Items from an interface collection
---*---

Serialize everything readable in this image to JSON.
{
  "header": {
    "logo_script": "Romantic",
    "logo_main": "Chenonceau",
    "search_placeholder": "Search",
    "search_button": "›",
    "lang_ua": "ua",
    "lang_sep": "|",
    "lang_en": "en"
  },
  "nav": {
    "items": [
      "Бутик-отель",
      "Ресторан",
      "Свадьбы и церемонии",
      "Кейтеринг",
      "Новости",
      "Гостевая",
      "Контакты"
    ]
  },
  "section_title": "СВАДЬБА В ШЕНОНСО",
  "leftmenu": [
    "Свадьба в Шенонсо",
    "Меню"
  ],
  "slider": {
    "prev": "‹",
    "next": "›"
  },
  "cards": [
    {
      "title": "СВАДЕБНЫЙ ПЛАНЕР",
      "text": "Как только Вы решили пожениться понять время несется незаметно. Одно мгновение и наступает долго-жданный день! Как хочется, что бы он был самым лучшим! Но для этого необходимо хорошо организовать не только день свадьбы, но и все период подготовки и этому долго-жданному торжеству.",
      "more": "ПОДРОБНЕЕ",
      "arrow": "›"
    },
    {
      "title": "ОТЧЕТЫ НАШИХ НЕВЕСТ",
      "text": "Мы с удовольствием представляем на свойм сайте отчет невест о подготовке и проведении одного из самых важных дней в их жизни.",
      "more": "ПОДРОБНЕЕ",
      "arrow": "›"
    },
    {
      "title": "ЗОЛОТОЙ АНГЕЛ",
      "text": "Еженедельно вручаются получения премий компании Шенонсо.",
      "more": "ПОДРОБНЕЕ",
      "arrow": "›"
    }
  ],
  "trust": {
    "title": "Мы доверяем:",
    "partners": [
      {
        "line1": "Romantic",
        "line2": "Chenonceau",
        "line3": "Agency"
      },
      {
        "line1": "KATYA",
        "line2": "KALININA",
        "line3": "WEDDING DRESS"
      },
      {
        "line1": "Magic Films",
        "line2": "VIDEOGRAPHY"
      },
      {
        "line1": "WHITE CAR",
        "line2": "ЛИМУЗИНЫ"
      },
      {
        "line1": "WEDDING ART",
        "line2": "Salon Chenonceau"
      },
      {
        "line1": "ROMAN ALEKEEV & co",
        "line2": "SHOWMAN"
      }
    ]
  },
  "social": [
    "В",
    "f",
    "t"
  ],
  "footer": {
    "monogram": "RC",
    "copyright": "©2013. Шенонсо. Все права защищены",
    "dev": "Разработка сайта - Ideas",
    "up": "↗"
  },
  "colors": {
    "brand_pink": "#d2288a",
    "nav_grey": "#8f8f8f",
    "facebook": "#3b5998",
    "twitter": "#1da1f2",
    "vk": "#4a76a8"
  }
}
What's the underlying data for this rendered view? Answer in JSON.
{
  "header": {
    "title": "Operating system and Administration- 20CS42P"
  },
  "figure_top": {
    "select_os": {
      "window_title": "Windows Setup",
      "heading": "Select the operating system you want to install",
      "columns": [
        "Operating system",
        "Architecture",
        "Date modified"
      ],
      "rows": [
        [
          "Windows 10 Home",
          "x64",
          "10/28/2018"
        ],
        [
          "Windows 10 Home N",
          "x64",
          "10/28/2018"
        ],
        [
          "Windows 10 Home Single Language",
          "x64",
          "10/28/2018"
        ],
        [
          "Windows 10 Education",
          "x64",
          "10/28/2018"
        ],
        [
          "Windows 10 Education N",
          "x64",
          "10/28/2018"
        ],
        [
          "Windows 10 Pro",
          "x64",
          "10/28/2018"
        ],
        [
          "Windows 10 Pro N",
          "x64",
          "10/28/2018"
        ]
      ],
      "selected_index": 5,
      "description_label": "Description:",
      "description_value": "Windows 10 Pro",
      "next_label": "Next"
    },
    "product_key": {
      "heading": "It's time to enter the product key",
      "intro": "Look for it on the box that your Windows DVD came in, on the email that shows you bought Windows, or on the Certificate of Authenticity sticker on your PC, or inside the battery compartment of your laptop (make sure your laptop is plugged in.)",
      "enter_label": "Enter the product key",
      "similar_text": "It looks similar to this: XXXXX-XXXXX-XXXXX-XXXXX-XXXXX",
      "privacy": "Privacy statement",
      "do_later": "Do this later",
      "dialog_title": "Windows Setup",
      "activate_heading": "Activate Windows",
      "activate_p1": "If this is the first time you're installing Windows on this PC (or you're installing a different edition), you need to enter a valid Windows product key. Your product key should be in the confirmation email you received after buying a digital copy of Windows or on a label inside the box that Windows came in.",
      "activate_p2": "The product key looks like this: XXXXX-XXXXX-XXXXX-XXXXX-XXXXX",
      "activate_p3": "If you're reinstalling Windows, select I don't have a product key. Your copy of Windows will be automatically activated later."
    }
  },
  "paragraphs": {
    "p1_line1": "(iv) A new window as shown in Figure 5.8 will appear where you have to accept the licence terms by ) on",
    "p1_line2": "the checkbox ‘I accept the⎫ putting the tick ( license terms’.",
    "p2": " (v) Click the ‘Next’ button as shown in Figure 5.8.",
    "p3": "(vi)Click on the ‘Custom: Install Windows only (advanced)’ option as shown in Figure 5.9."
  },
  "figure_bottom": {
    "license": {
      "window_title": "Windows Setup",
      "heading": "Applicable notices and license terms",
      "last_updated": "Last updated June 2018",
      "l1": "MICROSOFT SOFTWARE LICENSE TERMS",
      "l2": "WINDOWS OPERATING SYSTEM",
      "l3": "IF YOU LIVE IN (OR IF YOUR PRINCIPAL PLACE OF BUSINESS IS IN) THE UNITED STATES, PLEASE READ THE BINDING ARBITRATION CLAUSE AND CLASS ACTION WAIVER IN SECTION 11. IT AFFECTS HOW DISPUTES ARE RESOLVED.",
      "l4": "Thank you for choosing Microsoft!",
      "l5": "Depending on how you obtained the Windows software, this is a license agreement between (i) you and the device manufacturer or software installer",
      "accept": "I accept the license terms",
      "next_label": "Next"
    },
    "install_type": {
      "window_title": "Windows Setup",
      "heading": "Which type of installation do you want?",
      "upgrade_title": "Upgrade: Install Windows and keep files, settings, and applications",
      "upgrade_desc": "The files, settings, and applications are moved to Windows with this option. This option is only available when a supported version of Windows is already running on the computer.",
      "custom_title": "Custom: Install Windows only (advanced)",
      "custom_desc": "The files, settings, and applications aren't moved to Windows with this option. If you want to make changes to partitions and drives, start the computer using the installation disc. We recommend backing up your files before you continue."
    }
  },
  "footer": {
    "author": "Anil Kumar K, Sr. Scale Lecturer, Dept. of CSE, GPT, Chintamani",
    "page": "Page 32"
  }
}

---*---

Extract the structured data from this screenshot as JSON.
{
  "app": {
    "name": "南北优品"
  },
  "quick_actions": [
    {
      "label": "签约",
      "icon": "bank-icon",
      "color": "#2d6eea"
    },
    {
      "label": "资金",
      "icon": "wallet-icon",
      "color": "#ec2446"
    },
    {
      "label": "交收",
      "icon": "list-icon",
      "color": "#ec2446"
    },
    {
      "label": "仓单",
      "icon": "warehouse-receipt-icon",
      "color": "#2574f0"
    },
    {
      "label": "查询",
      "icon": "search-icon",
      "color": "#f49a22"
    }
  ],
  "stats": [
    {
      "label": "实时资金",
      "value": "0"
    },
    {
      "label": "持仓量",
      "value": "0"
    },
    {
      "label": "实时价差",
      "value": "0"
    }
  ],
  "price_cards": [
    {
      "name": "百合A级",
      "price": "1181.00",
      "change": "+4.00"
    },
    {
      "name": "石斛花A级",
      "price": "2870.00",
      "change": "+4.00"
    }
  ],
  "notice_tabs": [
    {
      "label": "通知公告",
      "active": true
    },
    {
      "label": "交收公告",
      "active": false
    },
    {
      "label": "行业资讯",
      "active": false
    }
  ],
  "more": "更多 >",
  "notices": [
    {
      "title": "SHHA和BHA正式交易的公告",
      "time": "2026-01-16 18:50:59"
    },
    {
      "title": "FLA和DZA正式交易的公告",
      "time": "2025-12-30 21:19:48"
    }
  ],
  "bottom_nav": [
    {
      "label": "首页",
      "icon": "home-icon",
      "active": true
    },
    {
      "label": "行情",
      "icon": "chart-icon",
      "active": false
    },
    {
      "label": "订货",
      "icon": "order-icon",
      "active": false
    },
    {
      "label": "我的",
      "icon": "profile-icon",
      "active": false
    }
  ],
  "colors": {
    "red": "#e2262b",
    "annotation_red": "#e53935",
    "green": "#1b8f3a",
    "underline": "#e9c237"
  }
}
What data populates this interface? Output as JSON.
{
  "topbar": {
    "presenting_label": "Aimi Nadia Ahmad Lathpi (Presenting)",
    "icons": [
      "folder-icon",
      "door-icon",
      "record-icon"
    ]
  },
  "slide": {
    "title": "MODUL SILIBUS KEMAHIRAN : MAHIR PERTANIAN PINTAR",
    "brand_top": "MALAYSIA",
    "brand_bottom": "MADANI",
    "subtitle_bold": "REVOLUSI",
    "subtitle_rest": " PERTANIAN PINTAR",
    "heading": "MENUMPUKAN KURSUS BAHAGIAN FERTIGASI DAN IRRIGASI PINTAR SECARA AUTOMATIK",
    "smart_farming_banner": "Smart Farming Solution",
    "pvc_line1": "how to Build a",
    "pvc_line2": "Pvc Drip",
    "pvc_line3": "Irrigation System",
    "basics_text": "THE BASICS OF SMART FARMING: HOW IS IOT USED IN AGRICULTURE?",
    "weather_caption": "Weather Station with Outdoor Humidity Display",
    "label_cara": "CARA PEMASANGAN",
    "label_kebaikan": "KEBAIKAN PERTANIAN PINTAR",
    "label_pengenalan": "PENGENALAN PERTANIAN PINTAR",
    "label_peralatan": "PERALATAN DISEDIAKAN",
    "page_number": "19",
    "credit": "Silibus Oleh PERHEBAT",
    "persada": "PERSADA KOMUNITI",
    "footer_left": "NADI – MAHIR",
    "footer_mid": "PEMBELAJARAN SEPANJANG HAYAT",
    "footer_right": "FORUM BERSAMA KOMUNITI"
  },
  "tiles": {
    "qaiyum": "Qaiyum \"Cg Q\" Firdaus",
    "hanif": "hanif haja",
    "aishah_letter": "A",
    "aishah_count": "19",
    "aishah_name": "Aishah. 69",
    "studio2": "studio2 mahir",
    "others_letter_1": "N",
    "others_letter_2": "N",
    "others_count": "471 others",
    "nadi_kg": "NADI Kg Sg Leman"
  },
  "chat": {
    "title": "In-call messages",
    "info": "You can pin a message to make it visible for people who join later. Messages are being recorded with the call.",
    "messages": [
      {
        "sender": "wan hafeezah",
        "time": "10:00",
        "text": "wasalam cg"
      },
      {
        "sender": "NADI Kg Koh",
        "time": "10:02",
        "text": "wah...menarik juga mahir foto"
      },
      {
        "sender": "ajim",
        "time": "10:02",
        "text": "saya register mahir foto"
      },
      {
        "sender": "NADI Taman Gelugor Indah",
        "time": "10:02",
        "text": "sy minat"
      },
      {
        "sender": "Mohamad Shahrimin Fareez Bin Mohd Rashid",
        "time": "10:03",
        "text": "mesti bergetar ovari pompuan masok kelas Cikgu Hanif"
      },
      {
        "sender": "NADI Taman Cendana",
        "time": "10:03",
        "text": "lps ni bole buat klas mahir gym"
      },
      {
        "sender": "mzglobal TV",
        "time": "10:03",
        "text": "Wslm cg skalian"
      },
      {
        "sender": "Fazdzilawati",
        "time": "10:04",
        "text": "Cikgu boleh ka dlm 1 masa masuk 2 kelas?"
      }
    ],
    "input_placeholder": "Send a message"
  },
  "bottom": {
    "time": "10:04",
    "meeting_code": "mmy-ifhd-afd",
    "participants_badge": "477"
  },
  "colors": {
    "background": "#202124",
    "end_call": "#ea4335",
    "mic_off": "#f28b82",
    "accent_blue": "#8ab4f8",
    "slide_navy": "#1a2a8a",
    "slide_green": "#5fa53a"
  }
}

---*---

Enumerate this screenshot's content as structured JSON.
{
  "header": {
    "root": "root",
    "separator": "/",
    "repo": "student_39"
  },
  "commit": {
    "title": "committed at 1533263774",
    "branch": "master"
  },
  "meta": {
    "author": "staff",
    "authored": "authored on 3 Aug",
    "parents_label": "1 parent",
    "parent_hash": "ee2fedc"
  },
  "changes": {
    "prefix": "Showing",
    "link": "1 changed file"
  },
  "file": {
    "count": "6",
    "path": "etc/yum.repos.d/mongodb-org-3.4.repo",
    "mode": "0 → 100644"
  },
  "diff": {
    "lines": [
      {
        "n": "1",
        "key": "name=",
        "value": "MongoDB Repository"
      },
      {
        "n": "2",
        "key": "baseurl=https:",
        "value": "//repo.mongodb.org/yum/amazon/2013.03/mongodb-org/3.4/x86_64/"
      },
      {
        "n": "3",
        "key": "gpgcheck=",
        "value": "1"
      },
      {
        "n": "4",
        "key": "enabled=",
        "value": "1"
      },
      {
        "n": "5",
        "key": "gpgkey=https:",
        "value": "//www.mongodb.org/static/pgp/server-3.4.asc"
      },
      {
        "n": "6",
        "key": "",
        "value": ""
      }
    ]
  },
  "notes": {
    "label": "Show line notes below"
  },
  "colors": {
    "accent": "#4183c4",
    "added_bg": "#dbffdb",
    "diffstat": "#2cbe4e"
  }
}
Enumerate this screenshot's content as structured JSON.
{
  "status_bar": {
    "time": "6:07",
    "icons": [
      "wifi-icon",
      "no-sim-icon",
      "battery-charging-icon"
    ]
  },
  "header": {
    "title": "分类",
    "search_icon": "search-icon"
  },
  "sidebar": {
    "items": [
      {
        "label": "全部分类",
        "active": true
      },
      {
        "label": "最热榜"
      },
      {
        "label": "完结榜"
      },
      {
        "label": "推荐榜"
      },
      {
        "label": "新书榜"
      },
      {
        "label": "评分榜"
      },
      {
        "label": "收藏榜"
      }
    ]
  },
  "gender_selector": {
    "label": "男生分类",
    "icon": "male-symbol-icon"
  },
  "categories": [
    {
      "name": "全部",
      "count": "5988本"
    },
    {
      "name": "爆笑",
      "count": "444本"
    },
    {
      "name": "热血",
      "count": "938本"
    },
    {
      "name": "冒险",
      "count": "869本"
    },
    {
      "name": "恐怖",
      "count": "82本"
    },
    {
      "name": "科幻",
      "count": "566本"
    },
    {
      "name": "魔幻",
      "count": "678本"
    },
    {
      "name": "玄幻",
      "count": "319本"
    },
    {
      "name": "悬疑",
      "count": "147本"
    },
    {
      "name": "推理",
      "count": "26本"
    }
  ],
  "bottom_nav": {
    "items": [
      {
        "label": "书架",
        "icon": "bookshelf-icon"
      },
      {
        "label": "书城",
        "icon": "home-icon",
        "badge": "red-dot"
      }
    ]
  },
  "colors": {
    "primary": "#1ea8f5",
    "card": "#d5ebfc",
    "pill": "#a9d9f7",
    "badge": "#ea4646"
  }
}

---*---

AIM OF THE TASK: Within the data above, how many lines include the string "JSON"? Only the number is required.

EXERCISE OUTPUT: 6